The slide path

The slide path

And yet our accident had nothing to do with avalanche conditions or pushing our luck on the steeps. After all a very heavy helicopter had just landed on the ridge which collapsed and you can see from the photos that we were not close to the edge. As a group we had been in many, many potentially more hazardous landings spots – this one did not set off any internal alarms for any of us and at the time we had a guide with us who had 20 plus years guiding in the area and was a local legend as well as our own guide who was used to taking people to the summit of the highest mountains in the world – this was no hot shot – johnny come lately crew.

The thing is that random unexpected stuff does happen in the mountains and if you happen to be in the wrong place at the wrong time the consequences are likely to be very high. All of us that were involved in the accident were sure things were going to turn out much worse while it was happening. When I look at the pictures and show them to other folks almost everyone’s immediate response it that I’m lucky to be alive. And yes, it is very hard for me to reconcile the word “lucky” with the conversation I had with the first doc who saw my knee and said that the damage was “catastrophic”, as “bad as it could be” and that “my knee would haunt me for the rest of my life” – no sugar coating for him. I’m also a tad bitter that the fall was no fault of mine other than making the decision to go snowboard Alaska. But this is how it works in the big mountains – you don’t have to personally screw up in order to end up in serious trouble – I decided to spin the wheel of fate by being there in the first place.

The Heli to the rescue

The Heli to the rescue

The good news regarding my knee is that I did not sustain any arterial damage and that I live only two hours away from the Steadman Clinic in Vail, Colorado where one of the best knee doctors in the world resides. This is where I will be spending the next to last week of the ski season (while celebrating my 55th birthday) instead of on the nearby slopes I know so well. While I am certainly nervous about the operation, at least I’m confident that if anyone can fix me up, these guys can do it.
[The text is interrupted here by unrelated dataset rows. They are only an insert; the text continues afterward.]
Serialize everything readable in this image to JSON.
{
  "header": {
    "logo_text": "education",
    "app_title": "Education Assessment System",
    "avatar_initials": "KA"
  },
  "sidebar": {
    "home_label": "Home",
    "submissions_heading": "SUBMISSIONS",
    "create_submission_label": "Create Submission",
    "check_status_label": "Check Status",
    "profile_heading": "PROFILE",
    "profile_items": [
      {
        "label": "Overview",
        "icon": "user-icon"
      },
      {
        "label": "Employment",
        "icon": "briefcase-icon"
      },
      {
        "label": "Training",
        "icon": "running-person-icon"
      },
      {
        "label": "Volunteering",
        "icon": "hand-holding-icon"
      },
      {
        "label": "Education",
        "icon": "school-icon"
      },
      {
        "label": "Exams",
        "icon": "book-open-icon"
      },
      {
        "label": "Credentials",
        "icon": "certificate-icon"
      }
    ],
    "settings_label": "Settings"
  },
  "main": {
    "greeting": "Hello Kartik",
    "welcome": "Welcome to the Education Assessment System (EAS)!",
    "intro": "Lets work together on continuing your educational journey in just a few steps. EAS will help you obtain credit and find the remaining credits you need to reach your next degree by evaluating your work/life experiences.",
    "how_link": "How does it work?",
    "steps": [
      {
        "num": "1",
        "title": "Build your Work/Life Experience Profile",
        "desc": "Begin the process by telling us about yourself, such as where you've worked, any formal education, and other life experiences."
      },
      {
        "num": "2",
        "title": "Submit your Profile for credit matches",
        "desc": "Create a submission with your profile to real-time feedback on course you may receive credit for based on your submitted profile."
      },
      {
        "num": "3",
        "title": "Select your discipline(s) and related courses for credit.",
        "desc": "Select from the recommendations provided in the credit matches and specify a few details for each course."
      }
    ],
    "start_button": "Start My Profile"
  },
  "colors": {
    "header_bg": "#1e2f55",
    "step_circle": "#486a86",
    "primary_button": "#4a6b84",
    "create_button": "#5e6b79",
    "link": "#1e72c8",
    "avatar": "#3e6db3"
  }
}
In a quieter moment

In a quieter moment

So what have I learned from this experience? That when I was falling there was no panic just a resignation that this was it? That a matter of inches can make all the difference in the world (David who was sitting right next to me on the snow ended up with one leg hanging over the new lip but did not fall)? That “lucky” is a very relative term? It’s certainly reinforced a belief that I’ve long had – that you never know what’s going to happen and your life can change in a second and there’s no going back once it does. But oddly enough it has been that thought which has driven me to go explore big hills and chase my dreams whenever I had the opportunity – it’s just that when I was considering the “you never knows” they were usually in the context of random disease or car accidents, not an avalanche or cornice failure.

So while it may be too early to say whether it was all worth it (though I don’t see how it couldn’t be given the amazing times I’ve had in the mountains) – it is most certainly too late to do anything about it other than buck up and make the best of it. And one thing that I’ve learned for sure is that a lot of people care about me which is one thing to know in the abstract and quite another to experience first hand. All my friends and family have been incredibly helpful and Benita (the daughter of a nurse) has been a godsend without whom I would have not gotten through the first week. I am not one who finds it easy to ask others for help – I’ve always prided myself on self sufficiency but this is not something I can get through alone nor would I want to even if I could. So thank you all for your support now and in the future and hopefully this will not be the last post from the gluten free snowboarder…